It may seem crazy, but we’ve never left our kids for a trip before and it’s been twenty years. We live in Boston far from relatives, and we relied on babysitters from Boston College which is nearby. The thing about college students is that they are really busy. You can get them for a night but they have class, and jobs, and things to do.
Our kids also played a lot of sports. One very bad season, each of our three kids played both town and club soccer which meant 12 practices and 6 games a week. Even with carpools, the logistics were mind-numbing. It made me wish that I had paid more attention to Logistics class at business school. Even the thought of trying to map out the carpools of who had to be dropped off where and when made me give up. Not to mention, my babysitters don’t have cars that seat 7.
It’s easier now to leave our kids. Our oldest is off at college and honestly, she has the most anxiety about separation. Our middle child can drive and our youngest is very good at feeding himself. The time was finally right for leaving our kids behind.
My husband had talked about Cabot Links for years. It’s in the middle-of-nowhere Nova Scotia without much for non-golfing wives to do. There isn’t a spa, for example. Our waitress said that she drove two hours one way just to get her nails done which is why she is doing a nails course in order to offer this service to guests in the future.
Cabot Links is set up as a destination golf spot with two spectacular courses right on the ocean. One is even up against ocean cliffs. There are several restaurants with wonderful food. Even the rooms come with a putting area!
I opted to be the photographer of the trip and walked the course — 2 rounds in one day — which made for great exercise since both courses totaled fifteen miles. The course and weather reminded my husband of Scotland. We had torrential rain, light rain, light wind, and partially sunny skies. It was quite an adventure.
It was good that we started off at Cabot Links. On its own, this is a wonderfully challenging and gorgeous course, but it can’t hold a candle to its newer neighbor, Cabot Cliffs. Nestled into the ocean cliffs, this course is simply spectacular. It was totally worth the hike!
I’m working on my golf game these days since I might play a round for our next “no kids” golf trip. September is a perfect time. The weather is still nice, and the shoulder season is less crowded and expensive.

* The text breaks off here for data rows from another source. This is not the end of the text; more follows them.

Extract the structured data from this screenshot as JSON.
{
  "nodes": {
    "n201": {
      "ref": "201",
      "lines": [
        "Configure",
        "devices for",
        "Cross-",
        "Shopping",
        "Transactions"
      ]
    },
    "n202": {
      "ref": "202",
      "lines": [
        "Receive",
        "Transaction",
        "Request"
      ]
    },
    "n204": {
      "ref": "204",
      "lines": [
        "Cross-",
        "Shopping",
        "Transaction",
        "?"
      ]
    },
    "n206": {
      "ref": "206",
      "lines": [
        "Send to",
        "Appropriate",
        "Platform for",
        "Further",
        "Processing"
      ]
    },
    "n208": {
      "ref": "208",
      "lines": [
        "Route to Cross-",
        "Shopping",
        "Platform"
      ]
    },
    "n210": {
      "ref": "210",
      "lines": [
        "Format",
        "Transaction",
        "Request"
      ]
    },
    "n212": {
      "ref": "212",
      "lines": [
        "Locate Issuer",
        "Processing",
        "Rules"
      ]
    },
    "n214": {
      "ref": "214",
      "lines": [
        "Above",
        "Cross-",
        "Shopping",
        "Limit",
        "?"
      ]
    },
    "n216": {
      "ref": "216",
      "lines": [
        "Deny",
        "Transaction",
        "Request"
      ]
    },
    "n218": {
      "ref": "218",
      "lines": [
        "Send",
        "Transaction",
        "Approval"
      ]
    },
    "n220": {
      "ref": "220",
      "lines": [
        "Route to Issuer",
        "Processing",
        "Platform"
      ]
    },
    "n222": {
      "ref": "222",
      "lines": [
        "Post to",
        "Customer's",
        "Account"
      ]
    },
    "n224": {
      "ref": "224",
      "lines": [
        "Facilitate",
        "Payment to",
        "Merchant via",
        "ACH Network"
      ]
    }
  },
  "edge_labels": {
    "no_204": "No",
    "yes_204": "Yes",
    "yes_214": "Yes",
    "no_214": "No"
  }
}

There are a few more courses in the United States similar to this one — destination golf with nothing else to do. Several are by the same developer as Cabot Links. He has an interesting backstory as a greeting card entrepreneur (founder of American Greetings) who turned his passion for golf into creating the ultimate destination golf resorts.
My only criticism of Cabot Links is the logo, based on the ship that Italian explorer John Cabot (Giovanni Caboto) sailed on behalf of King Henry VII of England in search of a shorter route to Asia. This celebrates colonialism where another nation subjugates the original people living on the land, in this case, the Miꞌkmaq or Miꞌgmaq who are the Waycobah First Nations people indigenous to Canada’s Atlantic Provinces and the Gaspé Peninsula of Quebec as well as the northeastern region of Maine.
Here’s more about the Waycobah First Nations People:
p.s. Related posts:
To examine any book more closely at Amazon, please click on image of book.
As an Amazon Associate, I earn from qualifying purchases.